A growing number of Canadians have played on National Collegiate Athletic Association (NCAA) teams in the United States, and in the professional National Basketball Association and Women's National Basketball Association (WNBA). Canadian NBA players include Bob Houbregs, Bill Wennington, Rick Fox, Steve Nash, Cory Joseph and Andrew Wiggins. In 2005, while playing for the Phoenix Suns, Nash won the league's MVP award, becoming the first Canadian to receive the honour.

International Competition

Basketball appeared as a demonstration sport for male athletes at the 1904 Olympic Games in St Louis. The Edmonton Grads, a women's team, played a series of matches in conjunction with the 1924, 1928 and 1936 Olympic Summer Games. In 1936, men’s basketball first appeared as an official Olympic sport. Canada's team at the 1936 Berlin Olympiad, the Windsor Ford V8s, made up of players primarily from Windsor, Ontario, and strengthened by players from the West Coast, won the silver medal, losing in the final to the United States 19 to 8. Women’s basketball became an Olympic sport in 1976. Neither team has won an Olympic medal in basketball since 1936, but both have reached the podium at the Pan American Games and the FIBA Americas Championships. The women’s team has also won bronze medals at the FIBA World Championships.

Canada Men’s National Basketball Team (Medals)

Olympic Summer Games (Men)

1936

Berlin, Germany

Silver


FIBA Americas Championship (Men)

1980

San Juan, Puerto Rico

Silver

1984

Sao Paulo, Brazil

Bronze

1988

Montevideo, Uruguay

Bronze

1999

San Juan, Puerto Rico

Silver

2001

Nuequen, Argentina

Bronze

2015

Mexico City, Mexico

Bronze


Pan American Games (Men)

2015

Toronto, Ontario

Silver

Canada Women’s National Basketball Team (Medals)

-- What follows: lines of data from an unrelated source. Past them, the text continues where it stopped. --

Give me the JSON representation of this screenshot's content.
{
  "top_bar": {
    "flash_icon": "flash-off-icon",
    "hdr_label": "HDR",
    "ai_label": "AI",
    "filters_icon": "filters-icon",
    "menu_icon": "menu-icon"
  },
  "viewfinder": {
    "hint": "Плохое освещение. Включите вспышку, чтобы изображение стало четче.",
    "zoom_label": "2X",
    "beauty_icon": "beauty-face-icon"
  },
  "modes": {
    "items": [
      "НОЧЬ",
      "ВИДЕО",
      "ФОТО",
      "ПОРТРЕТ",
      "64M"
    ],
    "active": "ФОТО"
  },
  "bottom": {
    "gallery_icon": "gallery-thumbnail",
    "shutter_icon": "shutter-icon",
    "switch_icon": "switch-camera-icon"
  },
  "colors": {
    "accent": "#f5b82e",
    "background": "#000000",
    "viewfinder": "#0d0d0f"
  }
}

FIBA World Championship (Women)

1979

Seoul, South Korea

Bronze

1986

Vilnius, Minsk, Moscow, Soviet Union

Bronze


FIBA Americas Championship (Women)

1989

Sao Paulo, Brazil

Bronze

1993

Sao Paulo, Brazil

Bronze

1995

Hamilton, Ontario

Gold

1999

Havana, Cuba

Bronze

2003

Culiacan, Mexico

Bronze

2005

Hato Mayor, Dominican Republic

Bronze

2009

Mato Grosso, Brazil

Bronze

2011

Neiva, Colombia

Bronze

2013

Xalapa, Veracruz, Mexico

Silver

2015

Edmonton, Alberta

Gold


Pan American Games (Women)

1967

Winnipeg, Manitoba

Bronze

1979

San Juan, Puerto Rico

Bronze

1987

Indianapolis, Indiana

Bronze

1999

Winnipeg, Manitoba

Silver

2015

Toronto, Ontario

Gold

Wheelchair Basketball

In 1946, about half a century after basketball was invented, American Second World War veterans played the first documented wheelchair basketball game. Two Canadian teams soon formed — the Vancouver Dueck Powerglides in 1950 and the Montréal Wheelchair Wonders in 1951. The game quickly became popular, and in 1968 the first Canadian championships were held in Edmonton, Alberta. Wheelchair basketball is now one of the most popular team sports for athletes with disabilities. The national men’s and women’s teams are among the best in the world, and since 1992 have won several Paralympic and world championships.